Sunday 18 February 2018

20pc increase in tax bills 'knock farmers sideways'

Darragh McCullough and Caitriona Murphy

Large increases in tax bills caused consternation in farming households last week as dairy and beef operations struggled to come to terms with tax increases of up to 20pc.

Despite the dreadful conditions that prevailed last winter, thousands of farmers faced significant increases in their tax returns. Dairty farmers milking 80-100 cows had tax bills averaging €25,000-35,000.

The hikes were due to a combination of strong output prices and the end of capital expenditure reliefs for buildings erected during the Farm Waste Management scheme.

And tax bills are set to take another jump next year, according to IFAC's senior tax consultant, Declan McEvoy.

"A lot of dairy farmers have made as much in the first nine months of 2013 as they did in the whole of 2012," said Mr McEvoy.

He attributed the dramatic surge in farm profitability to record milk prices. However the improved cash flow on dairy farms did not prepare many farmers for tax bills that increased by €5,000-10,000 ahead of last week's deadline.

"There was a misconception that profits were going to be back in 2012 because of the weather. But cattle prices were very strong in the first half of 2012," commented Mr McEvoy, whose firm handles accounts for over 14,000 farmers.

"What really caught guys out though was the end of the capital allowances that had suppressed their tax bills over the last five years. That, coupled with the impact of the Universal Social Charge (USC), resulted in a big increase in tax, even where income was the same," he said.

Also Read


He used the example of a farmer who was getting a capital expenditure relief of €20,000 a year.

"That €20,000 is often being taxed with a USC of 7pc which works out at an extra €1,400 straight away," he said.

However, Teagasc's financial management specialist, Kevin Connolly, had few words of comfort for farmers struggling with their tax bills.

"Farmers have been knocked sideways by their tax bills this year but they shouldn't be arriving at the end of October to be shocked by their tax bills.

They need to start talking to their accountants way before the tax deadline and using them as planners rather than just bookkeepers," added Mr Connolly.

The Teagasc specialist also cautioned farmers against making rash investments to reduce their bills.

"A lot of people are jumping into companies, which may be a good move if they are expanding and taking on significant debt. But the panic reaction is not a good move," he said.

IFAC consultant Declan McEvoy said many farmers were choosing to pay their tax in instalments over the winter, even though this exposed them to interest penalties on the balance.

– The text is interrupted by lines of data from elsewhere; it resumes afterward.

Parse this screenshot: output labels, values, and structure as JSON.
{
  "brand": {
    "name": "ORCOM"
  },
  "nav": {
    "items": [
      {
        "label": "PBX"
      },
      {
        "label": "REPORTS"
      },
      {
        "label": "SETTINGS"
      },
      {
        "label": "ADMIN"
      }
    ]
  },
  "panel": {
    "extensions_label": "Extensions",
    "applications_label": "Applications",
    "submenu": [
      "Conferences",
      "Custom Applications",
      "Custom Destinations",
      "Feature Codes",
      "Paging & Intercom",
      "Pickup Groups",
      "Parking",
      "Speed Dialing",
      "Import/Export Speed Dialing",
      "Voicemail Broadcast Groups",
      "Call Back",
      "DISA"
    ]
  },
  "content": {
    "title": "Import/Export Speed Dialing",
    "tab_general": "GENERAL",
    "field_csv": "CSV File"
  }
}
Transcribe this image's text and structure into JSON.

"They are worried about leaving themselves too exposed cashflow-wise to another tough winter, so they are playing safe by holding back a bit of money, even if it costs them a little extra in interest payments," he said.

Dairy farmers have been exposed to higher tax bills than their beef counterparts, partly due to the fact that three years have now lapsed since the last really bad milk price year of 2009.

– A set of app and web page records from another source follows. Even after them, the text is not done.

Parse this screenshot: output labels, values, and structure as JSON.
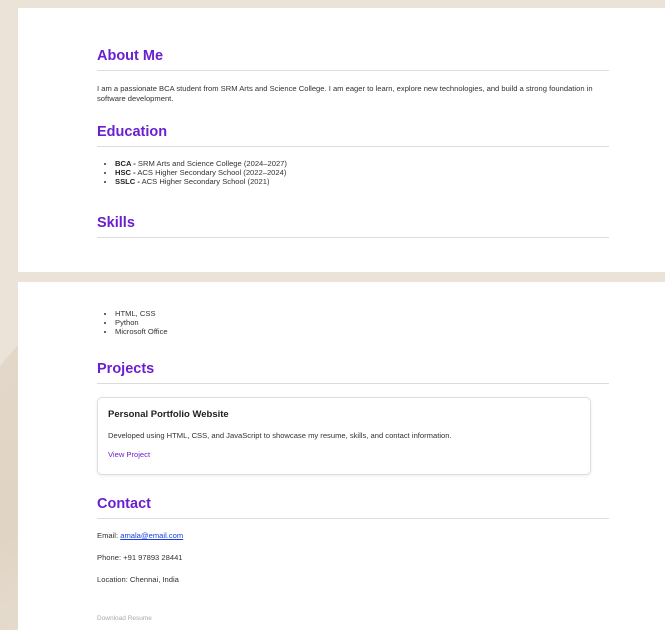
{
  "about": {
    "heading": "About Me",
    "text": "I am a passionate BCA student from SRM Arts and Science College. I am eager to learn, explore new technologies, and build a strong foundation in software development."
  },
  "education": {
    "heading": "Education",
    "items": [
      {
        "label": "BCA -",
        "detail": " SRM Arts and Science College (2024–2027)"
      },
      {
        "label": "HSC -",
        "detail": " ACS Higher Secondary School (2022–2024)"
      },
      {
        "label": "SSLC -",
        "detail": " ACS Higher Secondary School (2021)"
      }
    ]
  },
  "skills": {
    "heading": "Skills",
    "items": [
      "HTML, CSS",
      "Python",
      "Microsoft Office"
    ]
  },
  "projects": {
    "heading": "Projects",
    "card": {
      "title": "Personal Portfolio Website",
      "description": "Developed using HTML, CSS, and JavaScript to showcase my resume, skills, and contact information.",
      "link_label": "View Project"
    }
  },
  "contact": {
    "heading": "Contact",
    "email_label": "Email: ",
    "email": "amala@email.com",
    "phone": "Phone: +91 97893 28441",
    "location": "Location: Chennai, India",
    "download_label": "Download Resume"
  },
  "colors": {
    "accent": "#6a1fd0",
    "link": "#1a3fe0",
    "background": "#ebe3d8"
  }
}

"Dairy guys suddenly lost 2009 as one of their years in their income averaging, which also contributed to higher bills," said Mr McEvoy.

Irish Independent